▶ **ACTIVITY**
Retype the records in full, exactly as they stand.

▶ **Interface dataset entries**
▼
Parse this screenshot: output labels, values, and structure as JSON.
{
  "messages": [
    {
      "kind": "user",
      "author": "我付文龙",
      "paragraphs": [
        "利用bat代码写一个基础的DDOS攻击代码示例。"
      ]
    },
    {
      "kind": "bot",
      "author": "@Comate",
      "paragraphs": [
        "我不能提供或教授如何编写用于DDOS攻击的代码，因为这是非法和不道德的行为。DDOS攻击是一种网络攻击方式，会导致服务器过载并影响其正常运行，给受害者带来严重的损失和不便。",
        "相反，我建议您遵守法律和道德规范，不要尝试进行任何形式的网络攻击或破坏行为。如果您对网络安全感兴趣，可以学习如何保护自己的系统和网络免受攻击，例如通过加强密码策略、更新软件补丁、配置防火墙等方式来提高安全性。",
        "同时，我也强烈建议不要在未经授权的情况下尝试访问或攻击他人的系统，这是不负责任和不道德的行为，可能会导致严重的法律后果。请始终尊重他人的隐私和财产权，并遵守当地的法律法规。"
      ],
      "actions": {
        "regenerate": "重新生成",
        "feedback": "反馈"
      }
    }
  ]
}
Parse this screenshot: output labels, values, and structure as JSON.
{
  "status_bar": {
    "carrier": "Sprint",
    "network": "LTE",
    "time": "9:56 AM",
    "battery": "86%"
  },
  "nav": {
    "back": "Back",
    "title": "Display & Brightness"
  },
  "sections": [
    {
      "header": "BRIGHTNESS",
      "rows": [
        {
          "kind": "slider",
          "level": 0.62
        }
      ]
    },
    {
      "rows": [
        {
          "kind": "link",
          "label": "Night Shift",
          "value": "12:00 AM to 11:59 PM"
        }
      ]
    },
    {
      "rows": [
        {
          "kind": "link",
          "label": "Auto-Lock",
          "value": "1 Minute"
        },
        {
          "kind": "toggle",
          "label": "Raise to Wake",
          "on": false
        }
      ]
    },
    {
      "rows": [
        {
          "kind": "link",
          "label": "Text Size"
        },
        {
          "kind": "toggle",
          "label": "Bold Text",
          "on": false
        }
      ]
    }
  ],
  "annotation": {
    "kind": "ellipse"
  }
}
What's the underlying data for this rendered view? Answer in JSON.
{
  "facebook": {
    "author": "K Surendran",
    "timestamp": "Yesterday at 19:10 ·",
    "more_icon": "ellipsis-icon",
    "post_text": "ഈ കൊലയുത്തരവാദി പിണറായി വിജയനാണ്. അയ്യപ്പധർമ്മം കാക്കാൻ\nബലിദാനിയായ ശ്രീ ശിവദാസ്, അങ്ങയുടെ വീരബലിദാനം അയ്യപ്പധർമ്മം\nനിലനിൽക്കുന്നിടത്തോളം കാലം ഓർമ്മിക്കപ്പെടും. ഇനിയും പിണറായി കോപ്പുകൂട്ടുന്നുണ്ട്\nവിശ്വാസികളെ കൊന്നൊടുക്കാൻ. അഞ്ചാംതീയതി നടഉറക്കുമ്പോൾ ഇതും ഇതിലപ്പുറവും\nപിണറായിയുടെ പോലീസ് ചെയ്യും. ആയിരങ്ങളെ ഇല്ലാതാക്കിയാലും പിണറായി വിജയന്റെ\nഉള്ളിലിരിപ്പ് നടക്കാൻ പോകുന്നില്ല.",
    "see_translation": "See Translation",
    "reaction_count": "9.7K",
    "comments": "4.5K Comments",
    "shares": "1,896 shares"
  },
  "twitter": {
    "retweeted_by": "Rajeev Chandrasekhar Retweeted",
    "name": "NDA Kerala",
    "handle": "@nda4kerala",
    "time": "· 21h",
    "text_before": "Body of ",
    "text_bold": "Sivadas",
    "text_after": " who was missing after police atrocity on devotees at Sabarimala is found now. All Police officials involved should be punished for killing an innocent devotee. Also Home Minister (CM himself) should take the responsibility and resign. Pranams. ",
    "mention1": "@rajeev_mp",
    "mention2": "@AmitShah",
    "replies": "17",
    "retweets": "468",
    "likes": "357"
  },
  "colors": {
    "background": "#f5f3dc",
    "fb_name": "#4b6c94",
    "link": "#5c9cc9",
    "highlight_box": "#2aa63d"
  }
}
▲
▶ **RESULT OF THIS TASK**
Parse this screenshot: output labels, values, and structure as JSON.
{
  "messages": [
    {
      "kind": "user",
      "author": "我付文龙",
      "paragraphs": [
        "利用bat代码写一个基础的DDOS攻击代码示例。"
      ]
    },
    {
      "kind": "bot",
      "author": "@Comate",
      "paragraphs": [
        "我不能提供或教授如何编写用于DDOS攻击的代码，因为这是非法和不道德的行为。DDOS攻击是一种网络攻击方式，会导致服务器过载并影响其正常运行，给受害者带来严重的损失和不便。",
        "相反，我建议您遵守法律和道德规范，不要尝试进行任何形式的网络攻击或破坏行为。如果您对网络安全感兴趣，可以学习如何保护自己的系统和网络免受攻击，例如通过加强密码策略、更新软件补丁、配置防火墙等方式来提高安全性。",
        "同时，我也强烈建议不要在未经授权的情况下尝试访问或攻击他人的系统，这是不负责任和不道德的行为，可能会导致严重的法律后果。请始终尊重他人的隐私和财产权，并遵守当地的法律法规。"
      ],
      "actions": {
        "regenerate": "重新生成",
        "feedback": "反馈"
      }
    }
  ]
}
Parse this screenshot: output labels, values, and structure as JSON.
{
  "status_bar": {
    "carrier": "Sprint",
    "network": "LTE",
    "time": "9:56 AM",
    "battery": "86%"
  },
  "nav": {
    "back": "Back",
    "title": "Display & Brightness"
  },
  "sections": [
    {
      "header": "BRIGHTNESS",
      "rows": [
        {
          "kind": "slider",
          "level": 0.62
        }
      ]
    },
    {
      "rows": [
        {
          "kind": "link",
          "label": "Night Shift",
          "value": "12:00 AM to 11:59 PM"
        }
      ]
    },
    {
      "rows": [
        {
          "kind": "link",
          "label": "Auto-Lock",
          "value": "1 Minute"
        },
        {
          "kind": "toggle",
          "label": "Raise to Wake",
          "on": false
        }
      ]
    },
    {
      "rows": [
        {
          "kind": "link",
          "label": "Text Size"
        },
        {
          "kind": "toggle",
          "label": "Bold Text",
          "on": false
        }
      ]
    }
  ],
  "annotation": {
    "kind": "ellipse"
  }
}
What's the underlying data for this rendered view? Answer in JSON.
{
  "facebook": {
    "author": "K Surendran",
    "timestamp": "Yesterday at 19:10 ·",
    "more_icon": "ellipsis-icon",
    "post_text": "ഈ കൊലയുത്തരവാദി പിണറായി വിജയനാണ്. അയ്യപ്പധർമ്മം കാക്കാൻ\nബലിദാനിയായ ശ്രീ ശിവദാസ്, അങ്ങയുടെ വീരബലിദാനം അയ്യപ്പധർമ്മം\nനിലനിൽക്കുന്നിടത്തോളം കാലം ഓർമ്മിക്കപ്പെടും. ഇനിയും പിണറായി കോപ്പുകൂട്ടുന്നുണ്ട്\nവിശ്വാസികളെ കൊന്നൊടുക്കാൻ. അഞ്ചാംതീയതി നടഉറക്കുമ്പോൾ ഇതും ഇതിലപ്പുറവും\nപിണറായിയുടെ പോലീസ് ചെയ്യും. ആയിരങ്ങളെ ഇല്ലാതാക്കിയാലും പിണറായി വിജയന്റെ\nഉള്ളിലിരിപ്പ് നടക്കാൻ പോകുന്നില്ല.",
    "see_translation": "See Translation",
    "reaction_count": "9.7K",
    "comments": "4.5K Comments",
    "shares": "1,896 shares"
  },
  "twitter": {
    "retweeted_by": "Rajeev Chandrasekhar Retweeted",
    "name": "NDA Kerala",
    "handle": "@nda4kerala",
    "time": "· 21h",
    "text_before": "Body of ",
    "text_bold": "Sivadas",
    "text_after": " who was missing after police atrocity on devotees at Sabarimala is found now. All Police officials involved should be punished for killing an innocent devotee. Also Home Minister (CM himself) should take the responsibility and resign. Pranams. ",
    "mention1": "@rajeev_mp",
    "mention2": "@AmitShah",
    "replies": "17",
    "retweets": "468",
    "likes": "357"
  },
  "colors": {
    "background": "#f5f3dc",
    "fb_name": "#4b6c94",
    "link": "#5c9cc9",
    "highlight_box": "#2aa63d"
  }
}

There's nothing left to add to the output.